In Arzu’s and Cristiani’s statements, the different roles assigned to the past in the public sphere in Guatemala and El Salvador are clear. This is not to say that Arzu actually hoped Guatemalans would remember the conflict and that doing so would foster reconciliation. Subsequent statements and actions show that this is far from true. Nevertheless, and quite unlike El Salvador, where openly calling for forgetting is commonplace, Guatemala’s dominant discursive framework dictates that Arzu praise the work memory does to promote reconciliation.
What explains the enormous difference between public discourse in El Salvador and Guatemala? This is a question for another investigation; the purpose of my research was simply to show that this difference does indeed exist. However, if I were to speculate on the reasons for this difference, the state of civil society emerges as an important explanatory factor. Guatemalan organizations were more independent from the guerrilla during the conflict, participated in the peace process to a much larger extent, and, though they are by no means wealthy, have received more funding and other support from foreign donors than their Salvadoran counterparts. Guatemala’s strong and vibrant civil society has a greater presence and voice in the public sphere and so has been able to insist more effectively on the importance of memory in the present and future.
This article was originally published in Spanish in the online publication El Faro.
Rachel Hatcher is a Post-Doctoral Fellow at the Institute for Reconciliation and Social Justice at the University of the Free State, South Africa.
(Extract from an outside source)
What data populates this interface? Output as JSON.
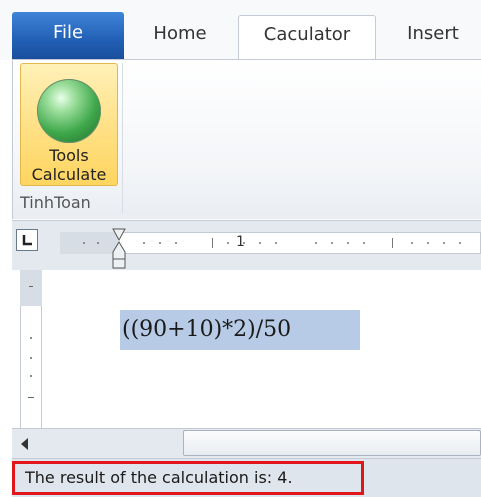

This article is based on her doctoral dissertation, titled, “On the Calle del Olvido: Memory and Forgetting in Post-Peace Public Discourse in Guatemala and El Salvador” (University of Saskatchewan, Canada, 2015).